| Your instructions |
Looking at the data below, how many lines include the word "JSON"? Respond with the number only.

[Records from a collection]
::::::::::

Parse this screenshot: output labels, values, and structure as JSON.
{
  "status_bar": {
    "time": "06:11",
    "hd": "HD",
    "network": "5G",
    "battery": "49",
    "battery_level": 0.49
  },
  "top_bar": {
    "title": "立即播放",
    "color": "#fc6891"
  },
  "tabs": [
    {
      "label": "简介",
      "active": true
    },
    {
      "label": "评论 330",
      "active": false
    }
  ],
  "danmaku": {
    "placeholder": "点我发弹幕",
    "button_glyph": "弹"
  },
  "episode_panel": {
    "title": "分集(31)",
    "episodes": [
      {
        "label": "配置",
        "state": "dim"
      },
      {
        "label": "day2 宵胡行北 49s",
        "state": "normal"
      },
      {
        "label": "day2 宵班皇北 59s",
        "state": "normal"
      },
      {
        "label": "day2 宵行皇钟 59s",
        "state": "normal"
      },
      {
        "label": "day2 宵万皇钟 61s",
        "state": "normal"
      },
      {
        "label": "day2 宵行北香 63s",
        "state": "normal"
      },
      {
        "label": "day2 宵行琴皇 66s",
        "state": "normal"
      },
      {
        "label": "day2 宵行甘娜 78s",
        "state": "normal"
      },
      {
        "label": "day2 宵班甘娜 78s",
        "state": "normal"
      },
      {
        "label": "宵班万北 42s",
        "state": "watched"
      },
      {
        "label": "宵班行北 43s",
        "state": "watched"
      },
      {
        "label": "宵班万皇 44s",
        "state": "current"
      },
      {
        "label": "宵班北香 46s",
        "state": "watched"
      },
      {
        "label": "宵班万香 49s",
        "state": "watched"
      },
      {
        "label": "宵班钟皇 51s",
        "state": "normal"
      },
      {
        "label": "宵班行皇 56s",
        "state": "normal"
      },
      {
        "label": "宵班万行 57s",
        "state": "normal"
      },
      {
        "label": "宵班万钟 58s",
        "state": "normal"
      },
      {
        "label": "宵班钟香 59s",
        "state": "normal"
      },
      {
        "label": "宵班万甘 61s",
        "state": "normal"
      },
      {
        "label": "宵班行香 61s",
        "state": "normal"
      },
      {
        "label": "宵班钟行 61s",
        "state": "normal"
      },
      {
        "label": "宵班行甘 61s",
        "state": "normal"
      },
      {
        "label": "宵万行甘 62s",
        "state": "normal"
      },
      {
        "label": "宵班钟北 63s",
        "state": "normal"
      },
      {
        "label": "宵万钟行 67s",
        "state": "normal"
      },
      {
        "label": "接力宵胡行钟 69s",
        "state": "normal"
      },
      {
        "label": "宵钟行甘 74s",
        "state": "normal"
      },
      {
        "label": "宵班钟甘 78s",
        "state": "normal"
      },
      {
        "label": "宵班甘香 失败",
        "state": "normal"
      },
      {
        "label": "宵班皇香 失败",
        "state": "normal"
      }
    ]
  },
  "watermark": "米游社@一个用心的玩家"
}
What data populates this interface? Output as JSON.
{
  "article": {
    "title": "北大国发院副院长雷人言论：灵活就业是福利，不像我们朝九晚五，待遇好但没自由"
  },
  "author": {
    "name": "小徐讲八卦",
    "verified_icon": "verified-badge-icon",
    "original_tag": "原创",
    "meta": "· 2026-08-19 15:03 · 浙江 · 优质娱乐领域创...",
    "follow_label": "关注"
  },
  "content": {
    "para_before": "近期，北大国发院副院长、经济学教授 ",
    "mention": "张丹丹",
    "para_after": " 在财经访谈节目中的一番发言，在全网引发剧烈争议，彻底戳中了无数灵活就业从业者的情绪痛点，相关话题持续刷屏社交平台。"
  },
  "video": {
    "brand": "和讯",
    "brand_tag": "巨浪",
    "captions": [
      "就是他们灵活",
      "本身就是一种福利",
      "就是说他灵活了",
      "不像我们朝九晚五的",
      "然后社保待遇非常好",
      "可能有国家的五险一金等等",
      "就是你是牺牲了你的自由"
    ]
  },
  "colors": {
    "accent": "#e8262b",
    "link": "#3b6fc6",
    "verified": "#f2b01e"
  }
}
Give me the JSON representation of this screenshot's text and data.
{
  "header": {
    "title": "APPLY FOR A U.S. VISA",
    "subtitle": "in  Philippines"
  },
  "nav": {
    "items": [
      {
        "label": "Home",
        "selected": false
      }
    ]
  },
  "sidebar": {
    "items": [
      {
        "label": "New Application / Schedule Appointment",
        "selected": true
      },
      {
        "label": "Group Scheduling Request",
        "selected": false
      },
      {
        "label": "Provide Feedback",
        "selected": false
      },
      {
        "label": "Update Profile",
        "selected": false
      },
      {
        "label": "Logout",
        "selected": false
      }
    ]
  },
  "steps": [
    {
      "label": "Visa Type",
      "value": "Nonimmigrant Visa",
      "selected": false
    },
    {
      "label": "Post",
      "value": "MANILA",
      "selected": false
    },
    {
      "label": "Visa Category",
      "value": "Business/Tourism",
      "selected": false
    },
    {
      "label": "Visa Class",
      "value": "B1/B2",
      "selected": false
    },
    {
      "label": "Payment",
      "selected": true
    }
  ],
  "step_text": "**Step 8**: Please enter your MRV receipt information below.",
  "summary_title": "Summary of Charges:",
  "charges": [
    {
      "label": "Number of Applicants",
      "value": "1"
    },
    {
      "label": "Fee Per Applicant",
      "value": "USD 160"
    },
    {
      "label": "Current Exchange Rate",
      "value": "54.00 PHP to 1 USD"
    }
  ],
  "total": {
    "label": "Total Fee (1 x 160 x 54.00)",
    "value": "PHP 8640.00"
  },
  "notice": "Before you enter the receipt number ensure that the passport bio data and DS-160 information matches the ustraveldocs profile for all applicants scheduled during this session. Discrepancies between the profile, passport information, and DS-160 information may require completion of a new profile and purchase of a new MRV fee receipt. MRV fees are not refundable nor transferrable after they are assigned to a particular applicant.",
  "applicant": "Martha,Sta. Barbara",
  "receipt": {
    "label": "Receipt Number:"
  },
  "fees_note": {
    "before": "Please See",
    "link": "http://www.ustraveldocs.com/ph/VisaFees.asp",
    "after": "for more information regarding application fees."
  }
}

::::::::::

| Solution to the exercise |
3